Afrofuturist Nnedi Okorafor to speak on campus


If you have not heard of Nnedi Okorafor before, that may soon change.


The Nigerian-American writer of Afrofuturistic science fiction and fantasy penned several issues of Black Panther comics, and her novel “Who Fears Death” is being turned into a television series for HBO by none other than George R.R. Martin, author of “Game of Thrones.”


On March 19, Okorafor will speak at 7:30 p.m. in the Bromeley Family Theater in Blaisdell Hall. The presentation, which is the keynote event of the campus's Women's History Month Celebration, is free and open to the public.
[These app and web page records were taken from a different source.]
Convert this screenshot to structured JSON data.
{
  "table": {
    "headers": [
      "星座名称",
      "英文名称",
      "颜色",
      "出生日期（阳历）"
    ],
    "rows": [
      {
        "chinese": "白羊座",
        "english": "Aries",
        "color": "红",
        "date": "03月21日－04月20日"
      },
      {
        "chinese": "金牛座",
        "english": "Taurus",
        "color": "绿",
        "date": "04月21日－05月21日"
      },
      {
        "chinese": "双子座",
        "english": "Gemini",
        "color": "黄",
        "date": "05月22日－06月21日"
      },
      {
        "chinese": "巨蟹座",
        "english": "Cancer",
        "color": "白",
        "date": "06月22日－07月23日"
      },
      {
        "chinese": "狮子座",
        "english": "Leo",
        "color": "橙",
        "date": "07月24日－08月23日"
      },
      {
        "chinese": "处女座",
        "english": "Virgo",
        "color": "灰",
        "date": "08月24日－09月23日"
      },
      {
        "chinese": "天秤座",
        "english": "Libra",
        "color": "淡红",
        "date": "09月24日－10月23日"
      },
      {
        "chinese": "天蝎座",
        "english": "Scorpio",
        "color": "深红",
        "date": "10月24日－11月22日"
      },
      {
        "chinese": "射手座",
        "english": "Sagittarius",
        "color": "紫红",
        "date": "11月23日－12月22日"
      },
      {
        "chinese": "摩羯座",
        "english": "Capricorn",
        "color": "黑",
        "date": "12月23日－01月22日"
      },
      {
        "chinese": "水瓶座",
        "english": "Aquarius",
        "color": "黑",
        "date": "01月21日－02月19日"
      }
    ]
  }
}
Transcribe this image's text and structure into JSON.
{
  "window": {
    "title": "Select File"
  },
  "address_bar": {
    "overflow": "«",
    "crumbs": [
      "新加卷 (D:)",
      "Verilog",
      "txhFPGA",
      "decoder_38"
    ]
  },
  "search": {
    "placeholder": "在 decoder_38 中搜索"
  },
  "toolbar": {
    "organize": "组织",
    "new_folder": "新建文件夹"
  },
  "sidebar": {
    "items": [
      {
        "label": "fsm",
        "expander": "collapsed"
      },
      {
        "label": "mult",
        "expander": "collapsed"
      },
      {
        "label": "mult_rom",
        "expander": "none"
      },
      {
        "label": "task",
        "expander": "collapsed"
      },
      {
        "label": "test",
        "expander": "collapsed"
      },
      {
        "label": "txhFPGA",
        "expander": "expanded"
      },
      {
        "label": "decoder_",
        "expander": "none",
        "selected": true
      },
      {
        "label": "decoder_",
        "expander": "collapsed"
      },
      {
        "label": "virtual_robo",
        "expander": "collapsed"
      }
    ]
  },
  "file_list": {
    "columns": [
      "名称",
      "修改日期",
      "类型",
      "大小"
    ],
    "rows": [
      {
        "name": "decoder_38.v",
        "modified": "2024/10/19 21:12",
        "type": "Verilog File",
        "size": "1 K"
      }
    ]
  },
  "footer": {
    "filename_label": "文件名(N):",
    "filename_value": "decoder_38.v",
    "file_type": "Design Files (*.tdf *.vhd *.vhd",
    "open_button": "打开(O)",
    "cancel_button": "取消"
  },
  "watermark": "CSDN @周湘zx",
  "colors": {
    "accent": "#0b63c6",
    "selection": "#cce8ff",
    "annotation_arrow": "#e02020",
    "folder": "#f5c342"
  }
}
Fantasy fiction pioneer Ursula K. LeGuin said of Okorafor, “There's more vivid imagination in a page of Nnedi Okorafor's work than in whole volumes of ordinary fantasy epics.”


In addition to the award-winning “Who Fears Death,” she is known for her “Binti” trilogy about a young woman who is the first of her people ever chosen to attend a select university, which happens to be on a faraway planet. In her travels, she unites warring factions and makes friends of enemies whom she brings back to Earth with her. The third installment in the series was released earlier this year.
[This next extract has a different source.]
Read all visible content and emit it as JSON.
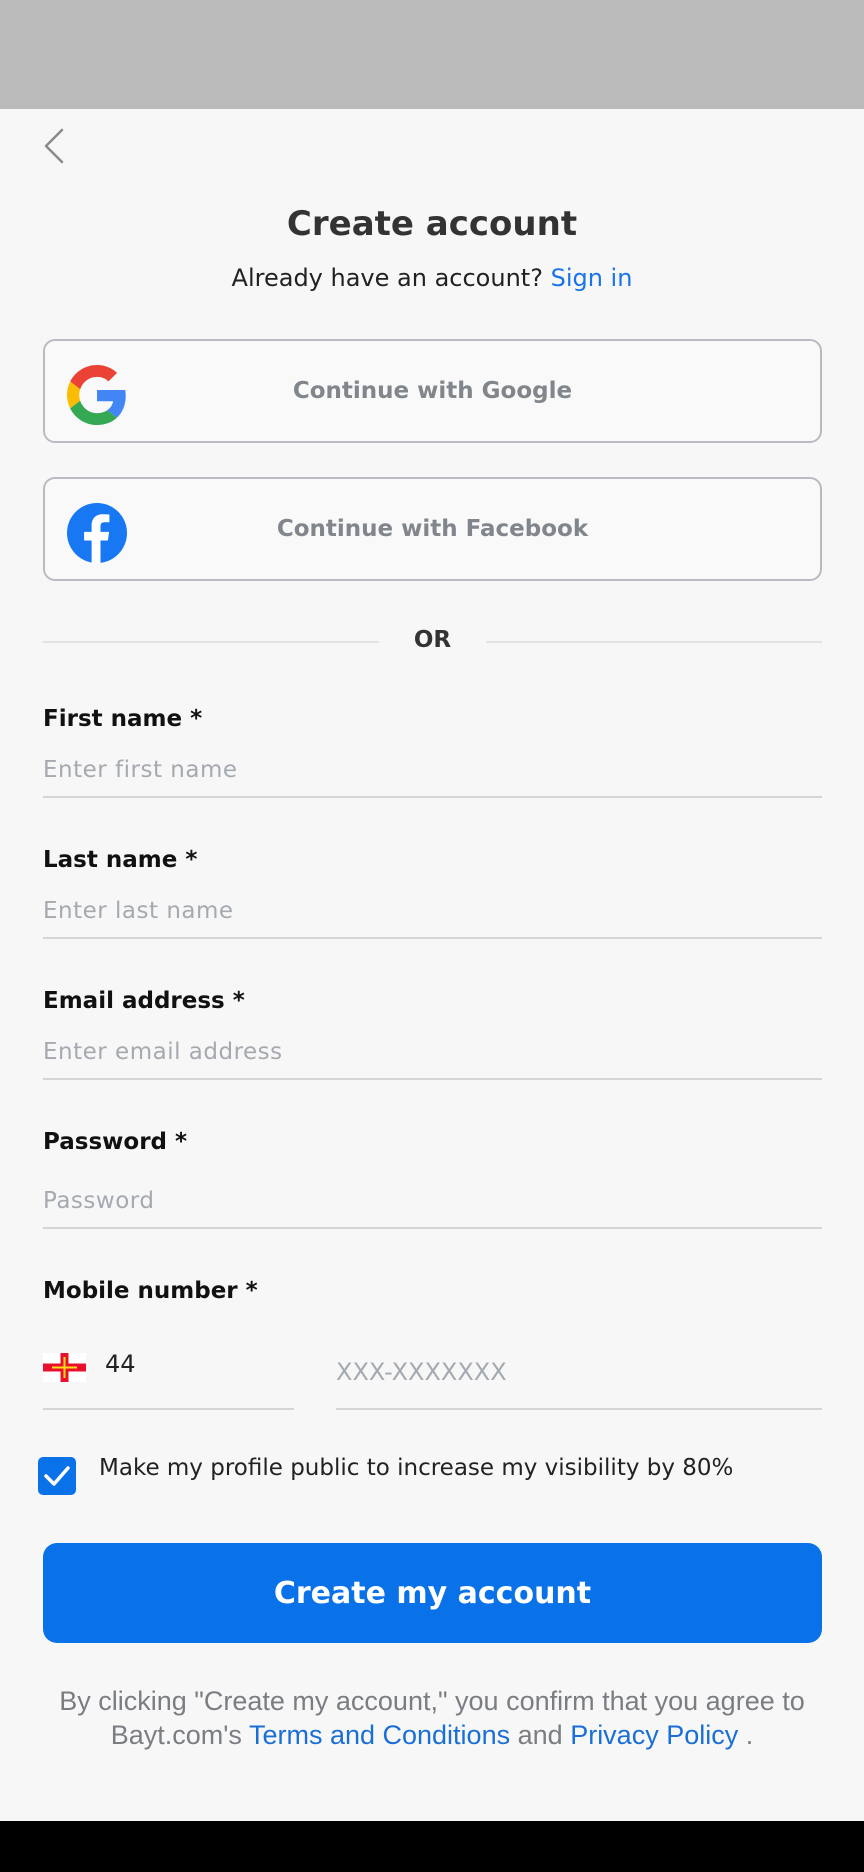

Last year, Okorafor was chosen to contribute to Random House's series “Star Wars: From a Certain Point of View,” stories told from the perspective of minor characters in the saga.
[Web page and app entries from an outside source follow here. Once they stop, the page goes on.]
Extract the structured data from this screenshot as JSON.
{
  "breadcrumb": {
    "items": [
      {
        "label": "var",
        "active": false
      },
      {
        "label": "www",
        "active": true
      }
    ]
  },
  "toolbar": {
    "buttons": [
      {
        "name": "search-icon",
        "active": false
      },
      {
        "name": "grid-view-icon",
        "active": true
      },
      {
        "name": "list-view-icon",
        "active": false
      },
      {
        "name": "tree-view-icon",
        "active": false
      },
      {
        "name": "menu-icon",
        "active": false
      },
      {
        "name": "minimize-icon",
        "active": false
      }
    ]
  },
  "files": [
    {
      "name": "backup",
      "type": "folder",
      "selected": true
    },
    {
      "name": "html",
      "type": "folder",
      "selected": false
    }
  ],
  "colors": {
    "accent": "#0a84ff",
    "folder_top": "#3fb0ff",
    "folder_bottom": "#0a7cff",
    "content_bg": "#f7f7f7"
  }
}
Also in 2017, Entertainment Weekly selected her for its list of “27 Female Authors Who Rule Sci-Fi and Fantasy Now.”


Okorafor writes African-based science fiction, fantasy and magical realism for children, young adults and adults. Other books include “The Book of Phoenix,” an Arthur C. Clark Award finalist; the children's book “Chicken in the Kitchen,” the Akata series, “Lagoon,” and more.


Dr. Nancy McCabe, professor of writing and director of the writing program at Pitt-Bradford, spoke about why she invited Okorafor to speak on campus.


“My students are very interested in science fiction and fantasy, and I've long wanted to bring someone in who writes in those genres. Science fiction has not traditionally been a welcoming field for women writers, nor has it been welcoming to nonwhite writers, and Nnedi Okorafor has smashed a lot of barriers and brought a new cultural perspective to science fiction.”


McCabe, Karen Bell and Dr. Tracee Howell used Okorafor's works as part of writing and literature classes being taught on campus this year.


Okorafor teaches at the University at Buffalo, N.Y., where she is a full professor. Her visit is co-sponsored by Spectrum, the Pitt-Bradford writing program and the Gender, Sexuality and Women's Studies program.